These are not "equivalents". These are the corect spellings. Classical Latin was only ever written in uppercase letters without the letters J, U, or W. Latin was only a native language up to this time. Lowercase was not invented until later and even then only one form of each letter was used. Two cases weren't used until even later. By which time Latin was no longer anybody's native language. It wasn't just inscriptions, it was everything in Latin. I've read the relevant articles on Wikipedia and elsewhere, I've consulted with Wiktionary Latin experts and this is correct. For words which came into use when Latin was already a dead language, New Latin, Taxonomical Latin, those should not be in uppercase. It's quite true that post-Classical Latin adpoted various orthographical features of other modern languages and this can all be handled under the "Alternative spellings" since that is what they are. Please read elsewhere in the Beer Parlour how the "every dictionary" arguments do not apply here. All other languages now have their correct spellings. Let Latin have its correct spelling. — Hippietrail 12:23, 11 July 2005 (UTC)

According to Wikipedia, the Romans used Roman cursive for everyday writing. You can see examples from the Vindolanda tablets at http://vindolanda.csad.ox.ac.uk/ It doesn't look a bit like modern uppercase letters, which derive from Roman square capitals. SemperBlotto 14:06, 11 July 2005 (UTC)

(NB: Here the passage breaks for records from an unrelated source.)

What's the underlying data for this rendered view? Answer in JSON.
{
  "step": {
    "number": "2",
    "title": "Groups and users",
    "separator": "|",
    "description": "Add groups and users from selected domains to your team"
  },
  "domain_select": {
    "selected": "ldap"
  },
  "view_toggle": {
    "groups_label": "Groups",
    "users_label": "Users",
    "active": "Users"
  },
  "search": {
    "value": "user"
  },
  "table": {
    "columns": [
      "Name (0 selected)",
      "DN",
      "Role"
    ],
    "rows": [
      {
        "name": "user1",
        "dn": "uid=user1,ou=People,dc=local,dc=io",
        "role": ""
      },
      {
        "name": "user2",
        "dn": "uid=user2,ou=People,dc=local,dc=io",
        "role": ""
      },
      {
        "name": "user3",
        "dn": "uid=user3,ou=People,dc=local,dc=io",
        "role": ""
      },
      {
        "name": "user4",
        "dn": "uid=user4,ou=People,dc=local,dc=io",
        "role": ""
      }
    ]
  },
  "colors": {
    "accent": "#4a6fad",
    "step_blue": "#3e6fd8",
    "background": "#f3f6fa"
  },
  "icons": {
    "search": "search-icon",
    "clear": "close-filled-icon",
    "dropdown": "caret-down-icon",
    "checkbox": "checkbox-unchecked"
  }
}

German Fraktur doesn't look too much like modern letters either. Both are font variants. You'll see in that very same Wikipedia article that script also refered to as "capitalis cursive" and that it was used up until the 3rd century AD. A good 500 years before mixed case writing appeared. — Hippietrail 17:36, 11 July 2005 (UTC)
Unicode would unify the various scripts, in all probability, as they would be normalized to capital letters in publications (as is apparently usual in epigraphy). The same happens with other scripts' block/print vs cursive/italic forms. In any case, to use lower-case page titles for Latin would require acknowledging that Latin has had a living literary tradition until modern times, which previous discussions on taxonomic Latin (e.g. on Felis domestica, which somehow mutated into *English* recently) suggest that en.wiktionary isn't ready to accept. —Muke Tever 17:44, 11 July 2005 (UTC)
I see what you mean about the drifting cats. Putting "Taxonomy" there is just fine. Yes, H2 headings are reserved for language names, but we needn't be anal about that. It should not prevent us from having additional headings that transcend specific languages. Capitalization in these names should follow the rules of the taxonomical authorities.
The issue isn't about mixed case writing, but about words written all in one case or all in the other. There is no difference in meaning between "tabula" and "TABULA" except perhaps when you want to encourage shouting. Eclecticology 04:48, July 13, 2005 (UTC)
One of PROBVS' coins.
If there's no difference in meaning, then one uses the appropriate orthography. We switched to decapitalized titles so that German ein could be at ein instead of Ein, even though there is no difference in meaning, and Germans routinely capitalize the word in titles, but the former orthography was deemed somehow to be the more appropriate. The Romans used majuscules, not minuscules, so on this Wiktionary that cares so much about proper capitalization, it should indeed be TABVLA. Those who use a nonstandard spelling system making use of minuscules clearly have some kind of political agenda and should not be encouraged. The thing that I look for in these write-ups about an obscure language is the historical context, and you seem to want to absent this. —Muke Tever 17:40, 13 July 2005 (UTC)
As someone else already pointed out, Latin didn't die with the ancient Roman empire, so even if all-caps inscriptions were the only form used in ancient ROMA, it wouldn't matter. Gene Nygaard 18:32, 13 July 2005 (UTC)
Gosh, I didn't think anybody could be taking this seriously. —Muke Tever 21:05, 13 July 2005 (UTC)
I think we tend to use the name Julius rather than IVLIVS today... —This unsigned comment was added by 88.211.31.10 (talk).